This form of conflict is the reason most people demonstrate a fear of conflict. In addition, the consequences for unhealthy conflict can be severe, from dis-engaged employees to lack of commitment to reduced productivity.
So what can you to about it?
4 Ways to Resolve a Conflict
There are four viable options to resolve any kind of conflict, including a values conflict:
- Ignore it. Sometimes a conflict is so small, it’s almost irrelevant. Any attempt to address it is like making a mountain out of a molehill. In such cases, the best solution is to just ignore it. For example, a shipment arrives 20 minutes later than you promised, but no one seems concerned or makes any fuss about it. Just ignore it.
- Address it. Oft times conflicts can be resolved by simply addressing them directly. In an organization, a values conflict might arise if decisions are made or actions taken that result in compromising a stated value. Having a meaningful and respectful discussion with others impacted may be the simplest way to resolve it. For example: sincerely apologizing for missing a promised delivery date, explaining the steps taken to fix the situation, and the plan to prevent it from happening again.
- Negotiate around it. Sometimes a conflict is more complicated than we initially thought or involves more parties than originally considered. Ideally this is a healthy conflict where you’re just following the process to find the best solution to resolve a gnarly problem, even if the discussion with others is heated at times. What matters most is to stay focused on the problem, not the people involved. For example, the inclusion of a new product feature requested by customers requires sacrificing the long-standing values of simplicity and ease-of-use, that have differentiated the company for years. Should this particular customer request be ignored? Or is it time for the company to shift the priority of differentiating values? There are no easy answers here. It requires the involvement of all stakeholders. But working together, creative solutions can be uncovered that open up new possibilities.
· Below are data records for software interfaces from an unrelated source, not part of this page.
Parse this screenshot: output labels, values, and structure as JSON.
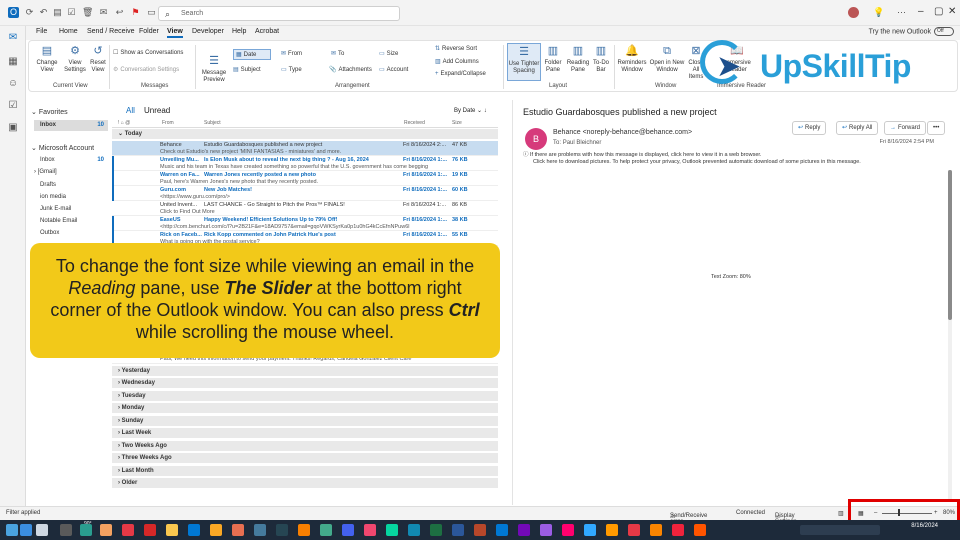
{
  "titlebar": {
    "search_placeholder": "Search"
  },
  "menubar": {
    "items": [
      "File",
      "Home",
      "Send / Receive",
      "Folder",
      "View",
      "Developer",
      "Help",
      "Acrobat"
    ],
    "active": "View",
    "try_new": "Try the new Outlook",
    "toggle": "Off"
  },
  "ribbon": {
    "change_view": "Change View",
    "view_settings": "View Settings",
    "reset_view": "Reset View",
    "current_view": "Current View",
    "show_as_conversations": "Show as Conversations",
    "conversation_settings": "Conversation Settings",
    "messages": "Messages",
    "message_preview": "Message Preview",
    "arr_date": "Date",
    "arr_from": "From",
    "arr_to": "To",
    "arr_size": "Size",
    "arr_subject": "Subject",
    "arr_type": "Type",
    "arr_attachments": "Attachments",
    "arr_account": "Account",
    "reverse_sort": "Reverse Sort",
    "add_columns": "Add Columns",
    "expand_collapse": "Expand/Collapse",
    "arrangement": "Arrangement",
    "use_tighter_spacing": "Use Tighter Spacing",
    "folder_pane": "Folder Pane",
    "reading_pane": "Reading Pane",
    "todo_bar": "To-Do Bar",
    "layout": "Layout",
    "reminders_window": "Reminders Window",
    "open_new_window": "Open in New Window",
    "close_all_items": "Close All Items",
    "window": "Window",
    "immersive_reader": "Immersive Reader",
    "immersive_reader_group": "Immersive Reader"
  },
  "logo": {
    "text": "UpSkillTip"
  },
  "folders": {
    "favorites": "Favorites",
    "fav_inbox": "Inbox",
    "fav_inbox_count": "10",
    "account": "Microsoft Account",
    "items": [
      {
        "label": "Inbox",
        "count": "10"
      },
      {
        "label": "[Gmail]",
        "count": ""
      },
      {
        "label": "Drafts",
        "count": ""
      },
      {
        "label": "ion media",
        "count": ""
      },
      {
        "label": "Junk E-mail",
        "count": ""
      },
      {
        "label": "Notable Email",
        "count": ""
      },
      {
        "label": "Outbox",
        "count": ""
      }
    ]
  },
  "list": {
    "tab_all": "All",
    "tab_unread": "Unread",
    "sort_by": "By Date",
    "col_from": "From",
    "col_subject": "Subject",
    "col_received": "Received",
    "col_size": "Size",
    "group_today": "Today",
    "rows": [
      {
        "from": "Behance",
        "subject": "Estudio Guardabosques published a new project",
        "preview": "Check out Estudio's new project 'MINI FANTASIAS - miniatures' and more.",
        "date": "Fri 8/16/2024 2:...",
        "size": "47 KB"
      },
      {
        "from": "Unveiling Mu...",
        "subject": "Is Elon Musk about to reveal the next big thing ? - Aug 16, 2024",
        "preview": "Music and his team in Texas have created something so powerful that the U.S. government has come begging",
        "date": "Fri 8/16/2024 1:...",
        "size": "76 KB"
      },
      {
        "from": "Warren on Fa...",
        "subject": "Warren Jones recently posted a new photo",
        "preview": "Paul, here's Warren Jones's new photo that they recently posted.",
        "date": "Fri 8/16/2024 1:...",
        "size": "19 KB"
      },
      {
        "from": "Guru.com",
        "subject": "New Job Matches!",
        "preview": "<https://www.guru.com/pro/>",
        "date": "Fri 8/16/2024 1:...",
        "size": "60 KB"
      },
      {
        "from": "United Invent...",
        "subject": "LAST CHANCE - Go Straight to Pitch the Pros™ FINALS!",
        "preview": "Click to Find Out More",
        "date": "Fri 8/16/2024 1:...",
        "size": "86 KB"
      },
      {
        "from": "EaseUS",
        "subject": "Happy Weekend! Efficient Solutions Up to 79% Off!",
        "preview": "<http://com.benchurl.com/c/l?u=2B21F&e=18AD9757&email=gqoVWKSyrKa0p1u0hG4kCcEfnNPuw6l",
        "date": "Fri 8/16/2024 1:...",
        "size": "38 KB"
      },
      {
        "from": "Rick on Faceb...",
        "subject": "Rick Kopp commented on John Patrick Hue's post",
        "preview": "What is going on with the postal service?",
        "date": "Fri 8/16/2024 1:...",
        "size": "55 KB"
      }
    ],
    "hidden_preview": "Paul,  We need this information to send your payment.  Thanks!  Regards,  Candela Gonzalez  Client Care",
    "groups": [
      "Yesterday",
      "Wednesday",
      "Tuesday",
      "Monday",
      "Sunday",
      "Last Week",
      "Two Weeks Ago",
      "Three Weeks Ago",
      "Last Month",
      "Older"
    ]
  },
  "reading": {
    "subject": "Estudio Guardabosques published a new project",
    "avatar": "B",
    "from": "Behance <noreply-behance@behance.com>",
    "to_label": "To",
    "to": "Paul Bleichner",
    "reply": "Reply",
    "reply_all": "Reply All",
    "forward": "Forward",
    "more": "•••",
    "date": "Fri 8/16/2024 2:54 PM",
    "info1": "If there are problems with how this message is displayed, click here to view it in a web browser.",
    "info2": "Click here to download pictures. To help protect your privacy, Outlook prevented automatic download of some pictures in this message.",
    "text_zoom": "Text Zoom: 80%"
  },
  "callout": {
    "p1": "To change the font size while viewing an email in the ",
    "p2": "Reading",
    "p3": " pane, use ",
    "p4": "The Slider",
    "p5": " at the bottom right corner of the Outlook window. You can also press ",
    "p6": "Ctrl",
    "p7": " while scrolling the mouse wheel."
  },
  "status": {
    "filter": "Filter applied",
    "send_receive_error": "Send/Receive error",
    "connected": "Connected",
    "display_settings": "Display Settings",
    "zoom": "80%"
  },
  "taskbar": {
    "temp": "90°",
    "time": "",
    "date": "8/16/2024"
  },
  "colors": {
    "accent": "#0f6cbd",
    "callout": "#f2c919",
    "highlight": "#e00000"
  }
}
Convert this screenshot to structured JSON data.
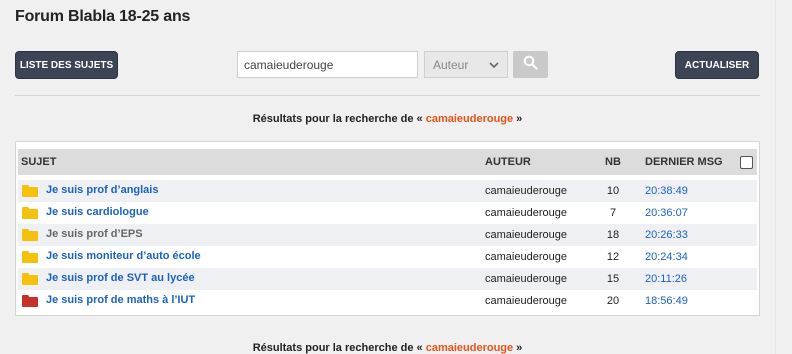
{
  "forum_title": "Forum Blabla 18-25 ans",
  "buttons": {
    "list_topics": "LISTE DES SUJETS",
    "refresh": "ACTUALISER"
  },
  "search": {
    "value": "camaieuderouge",
    "type_selected": "Auteur"
  },
  "results": {
    "prefix": "Résultats pour la recherche de « ",
    "term": "camaieuderouge",
    "suffix": " »"
  },
  "table": {
    "headers": {
      "subject": "SUJET",
      "author": "AUTEUR",
      "nb": "NB",
      "last_msg": "DERNIER MSG"
    },
    "rows": [
      {
        "title": "Je suis prof d’anglais",
        "author": "camaieuderouge",
        "nb": "10",
        "time": "20:38:49",
        "folder_color": "#f4c20d",
        "title_color": "blue"
      },
      {
        "title": "Je suis cardiologue",
        "author": "camaieuderouge",
        "nb": "7",
        "time": "20:36:07",
        "folder_color": "#f4c20d",
        "title_color": "blue"
      },
      {
        "title": "Je suis prof d’EPS",
        "author": "camaieuderouge",
        "nb": "18",
        "time": "20:26:33",
        "folder_color": "#f4c20d",
        "title_color": "grey"
      },
      {
        "title": "Je suis moniteur d’auto école",
        "author": "camaieuderouge",
        "nb": "12",
        "time": "20:24:34",
        "folder_color": "#f4c20d",
        "title_color": "blue"
      },
      {
        "title": "Je suis prof de SVT au lycée",
        "author": "camaieuderouge",
        "nb": "15",
        "time": "20:11:26",
        "folder_color": "#f4c20d",
        "title_color": "blue"
      },
      {
        "title": "Je suis prof de maths à l’IUT",
        "author": "camaieuderouge",
        "nb": "20",
        "time": "18:56:49",
        "folder_color": "#c8302a",
        "title_color": "blue"
      }
    ]
  },
  "colors": {
    "accent": "#e8541c",
    "link": "#1a62c4",
    "button_dark": "#3d4455"
  }
}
- Mediate through it. There are times a conflict turns out to be quite serious and requires more drastic action. Sometimes there are significant financial implications. Other times it may be bruised egos getting in the way (including our own). Resolving such conflict requires a strong mediator: to listen well, ask thoughtful questions, be able to influence others to compromise, and find the best solution that works for everyone. For example, poor quality output, missed deadlines, low morale, and unhappy customers are a clear indication there are bigger issues at stake. Someone external clearly needs to be brought in to identify the real issues and push for real change.
There are also two other popular ways to deal with conflict, neither of which is useful or effective.
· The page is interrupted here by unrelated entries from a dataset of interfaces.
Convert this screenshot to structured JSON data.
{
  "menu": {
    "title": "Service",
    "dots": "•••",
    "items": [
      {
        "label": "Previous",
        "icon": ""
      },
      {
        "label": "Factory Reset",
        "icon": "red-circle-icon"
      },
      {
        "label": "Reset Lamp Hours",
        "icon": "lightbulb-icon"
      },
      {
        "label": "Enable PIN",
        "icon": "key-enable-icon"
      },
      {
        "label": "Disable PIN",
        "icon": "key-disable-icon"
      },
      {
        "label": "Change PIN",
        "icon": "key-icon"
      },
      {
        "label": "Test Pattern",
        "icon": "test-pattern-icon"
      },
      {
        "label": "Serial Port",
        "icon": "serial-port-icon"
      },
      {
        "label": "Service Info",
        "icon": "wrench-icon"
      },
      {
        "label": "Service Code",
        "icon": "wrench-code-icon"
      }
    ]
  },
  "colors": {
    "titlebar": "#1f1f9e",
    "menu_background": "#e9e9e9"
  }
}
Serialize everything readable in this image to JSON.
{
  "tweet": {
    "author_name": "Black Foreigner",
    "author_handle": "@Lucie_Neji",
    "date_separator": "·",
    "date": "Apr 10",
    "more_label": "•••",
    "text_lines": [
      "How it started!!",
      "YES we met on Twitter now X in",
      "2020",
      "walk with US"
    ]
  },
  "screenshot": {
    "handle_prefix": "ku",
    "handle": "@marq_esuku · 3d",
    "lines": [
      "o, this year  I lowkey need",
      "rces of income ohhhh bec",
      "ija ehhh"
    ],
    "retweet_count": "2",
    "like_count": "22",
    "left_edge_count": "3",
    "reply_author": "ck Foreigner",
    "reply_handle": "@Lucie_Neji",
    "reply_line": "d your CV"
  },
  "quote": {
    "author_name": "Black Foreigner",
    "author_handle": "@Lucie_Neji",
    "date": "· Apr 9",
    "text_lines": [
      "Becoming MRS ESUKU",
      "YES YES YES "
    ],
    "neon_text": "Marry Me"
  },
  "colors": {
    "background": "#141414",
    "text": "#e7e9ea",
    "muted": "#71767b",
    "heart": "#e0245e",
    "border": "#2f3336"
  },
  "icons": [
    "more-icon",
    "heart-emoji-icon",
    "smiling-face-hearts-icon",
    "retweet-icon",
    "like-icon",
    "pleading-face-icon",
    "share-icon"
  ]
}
- Deny it. The fear of conflict causes many people to avoid dealing with it – ever. Instead they hope if they continue denying it, it will eventually just go away. Unfortunately, this behavior tends to make things worse, allowing it to become a bigger problem than it was originally.
- Fight it. The other side of fear of conflict is the idea if you attack it you can kill it. But conflict can’t be simply stamped out (that’s called bullying). Even when we think a conflict is dead, issues remain, waiting to be addressed.
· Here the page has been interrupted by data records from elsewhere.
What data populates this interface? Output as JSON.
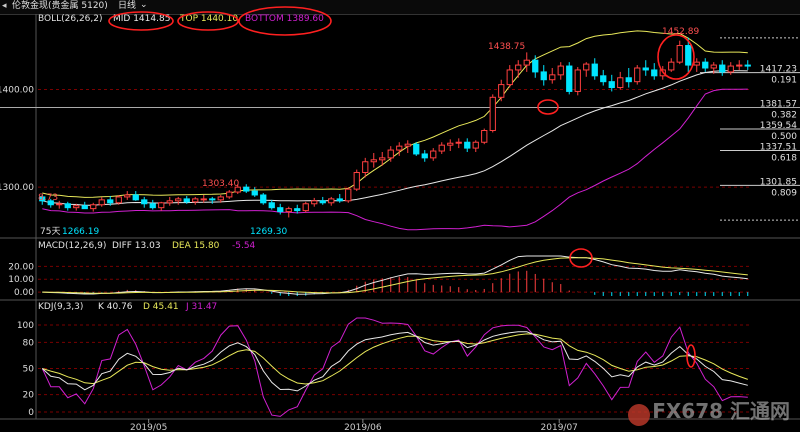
{
  "header": {
    "title": "伦敦金现(贵金属 5120)",
    "period": "日线",
    "nav_left": "◂",
    "dropdown": "⌄"
  },
  "boll": {
    "label": "BOLL(26,26,2)",
    "mid": "MID 1414.85",
    "top": "TOP 1440.10",
    "bottom": "BOTTOM 1389.60"
  },
  "macd": {
    "label": "MACD(12,26,9)",
    "diff": "DIFF 13.03",
    "dea": "DEA 15.80",
    "hist": "-5.54"
  },
  "kdj": {
    "label": "KDJ(9,3,3)",
    "k": "K 40.76",
    "d": "D 45.41",
    "j": "J 31.47"
  },
  "colors": {
    "up": "#ff4040",
    "down": "#00e5ff",
    "mid_line": "#e8e8e8",
    "top_line": "#e8e85a",
    "bottom_line": "#d020d0",
    "grid": "#7a0000",
    "annotation": "#ff5050"
  },
  "annotations": {
    "left_edge": "8.73",
    "p1303": "1303.40",
    "p1269": "1269.30",
    "p1438": "1438.75",
    "p1452": "1452.89",
    "low_label": "75天",
    "low_value": "1266.19"
  },
  "right_levels": [
    {
      "price": "1417.23",
      "ratio": "0.191"
    },
    {
      "price": "1381.57",
      "ratio": "0.382"
    },
    {
      "price": "1359.54",
      "ratio": "0.500"
    },
    {
      "price": "1337.51",
      "ratio": "0.618"
    },
    {
      "price": "1301.85",
      "ratio": "0.809"
    }
  ],
  "chart_data": {
    "type": "candlestick",
    "price_axis": {
      "ticks": [
        "1400.00",
        "1300.00"
      ],
      "ylim": [
        1250,
        1465
      ]
    },
    "macd_axis": {
      "ticks": [
        "20.00",
        "10.00",
        "0.00"
      ],
      "ylim": [
        -5,
        30
      ]
    },
    "kdj_axis": {
      "ticks": [
        "100",
        "80",
        "50",
        "20",
        "0"
      ],
      "ylim": [
        -5,
        110
      ]
    },
    "x_labels": [
      "2019/05",
      "2019/06",
      "2019/07"
    ],
    "candles": [
      [
        1290,
        1292,
        1282,
        1286
      ],
      [
        1286,
        1288,
        1279,
        1282
      ],
      [
        1282,
        1286,
        1278,
        1283
      ],
      [
        1283,
        1285,
        1276,
        1279
      ],
      [
        1279,
        1283,
        1276,
        1281
      ],
      [
        1281,
        1285,
        1278,
        1278
      ],
      [
        1278,
        1284,
        1275,
        1282
      ],
      [
        1282,
        1290,
        1280,
        1287
      ],
      [
        1287,
        1291,
        1281,
        1284
      ],
      [
        1284,
        1292,
        1282,
        1290
      ],
      [
        1290,
        1296,
        1287,
        1292
      ],
      [
        1292,
        1296,
        1286,
        1287
      ],
      [
        1287,
        1290,
        1279,
        1283
      ],
      [
        1283,
        1287,
        1277,
        1279
      ],
      [
        1279,
        1285,
        1276,
        1284
      ],
      [
        1284,
        1290,
        1281,
        1286
      ],
      [
        1286,
        1290,
        1282,
        1288
      ],
      [
        1288,
        1291,
        1283,
        1285
      ],
      [
        1285,
        1290,
        1282,
        1288
      ],
      [
        1288,
        1292,
        1284,
        1288
      ],
      [
        1288,
        1290,
        1283,
        1287
      ],
      [
        1287,
        1292,
        1284,
        1290
      ],
      [
        1290,
        1297,
        1288,
        1295
      ],
      [
        1295,
        1303,
        1293,
        1300
      ],
      [
        1300,
        1303,
        1294,
        1296
      ],
      [
        1296,
        1300,
        1290,
        1292
      ],
      [
        1292,
        1294,
        1282,
        1284
      ],
      [
        1284,
        1287,
        1277,
        1279
      ],
      [
        1279,
        1283,
        1272,
        1275
      ],
      [
        1275,
        1280,
        1269,
        1278
      ],
      [
        1278,
        1282,
        1273,
        1276
      ],
      [
        1276,
        1285,
        1274,
        1283
      ],
      [
        1283,
        1289,
        1280,
        1286
      ],
      [
        1286,
        1290,
        1282,
        1284
      ],
      [
        1284,
        1290,
        1281,
        1288
      ],
      [
        1288,
        1293,
        1284,
        1286
      ],
      [
        1286,
        1300,
        1284,
        1298
      ],
      [
        1298,
        1318,
        1296,
        1315
      ],
      [
        1315,
        1330,
        1310,
        1326
      ],
      [
        1326,
        1335,
        1320,
        1328
      ],
      [
        1328,
        1336,
        1322,
        1330
      ],
      [
        1330,
        1342,
        1326,
        1338
      ],
      [
        1338,
        1346,
        1332,
        1342
      ],
      [
        1342,
        1348,
        1335,
        1344
      ],
      [
        1344,
        1346,
        1332,
        1334
      ],
      [
        1334,
        1338,
        1326,
        1330
      ],
      [
        1330,
        1340,
        1327,
        1337
      ],
      [
        1337,
        1346,
        1334,
        1343
      ],
      [
        1343,
        1349,
        1337,
        1345
      ],
      [
        1345,
        1350,
        1340,
        1346
      ],
      [
        1346,
        1350,
        1336,
        1340
      ],
      [
        1340,
        1348,
        1336,
        1346
      ],
      [
        1346,
        1360,
        1344,
        1358
      ],
      [
        1358,
        1395,
        1356,
        1392
      ],
      [
        1392,
        1410,
        1388,
        1405
      ],
      [
        1405,
        1425,
        1402,
        1420
      ],
      [
        1420,
        1430,
        1412,
        1425
      ],
      [
        1425,
        1438,
        1418,
        1430
      ],
      [
        1430,
        1435,
        1412,
        1418
      ],
      [
        1418,
        1425,
        1404,
        1410
      ],
      [
        1410,
        1422,
        1406,
        1415
      ],
      [
        1415,
        1428,
        1410,
        1424
      ],
      [
        1424,
        1428,
        1395,
        1398
      ],
      [
        1398,
        1423,
        1394,
        1420
      ],
      [
        1420,
        1428,
        1413,
        1426
      ],
      [
        1426,
        1432,
        1410,
        1414
      ],
      [
        1414,
        1420,
        1404,
        1408
      ],
      [
        1408,
        1415,
        1398,
        1402
      ],
      [
        1402,
        1418,
        1400,
        1412
      ],
      [
        1412,
        1422,
        1402,
        1408
      ],
      [
        1408,
        1425,
        1405,
        1422
      ],
      [
        1422,
        1430,
        1414,
        1420
      ],
      [
        1420,
        1427,
        1410,
        1414
      ],
      [
        1414,
        1424,
        1410,
        1420
      ],
      [
        1420,
        1432,
        1418,
        1428
      ],
      [
        1428,
        1450,
        1426,
        1445
      ],
      [
        1445,
        1453,
        1418,
        1425
      ],
      [
        1425,
        1432,
        1418,
        1428
      ],
      [
        1428,
        1432,
        1418,
        1422
      ],
      [
        1422,
        1428,
        1416,
        1425
      ],
      [
        1425,
        1430,
        1414,
        1418
      ],
      [
        1418,
        1428,
        1415,
        1424
      ],
      [
        1424,
        1430,
        1420,
        1425
      ],
      [
        1425,
        1430,
        1420,
        1424
      ]
    ]
  }
}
What about a values conflict between your personal values and your company’s values? This is a serious and important issue that can’t be addressed in this article (without making it into a book!). However, the short answer is to ask yourself this question: “Am I in an environment that provides me the opportunity to do my best work, or do I need to plan for a change?”
Bottom line: There are both healthy and unhealthy conflicts. Well-defined core values are a useful tool for employees to work through healthy conflicts. Regardless of the type of conflict, there are effective ways to resolve them.
What are other effective ways to resolve conflict?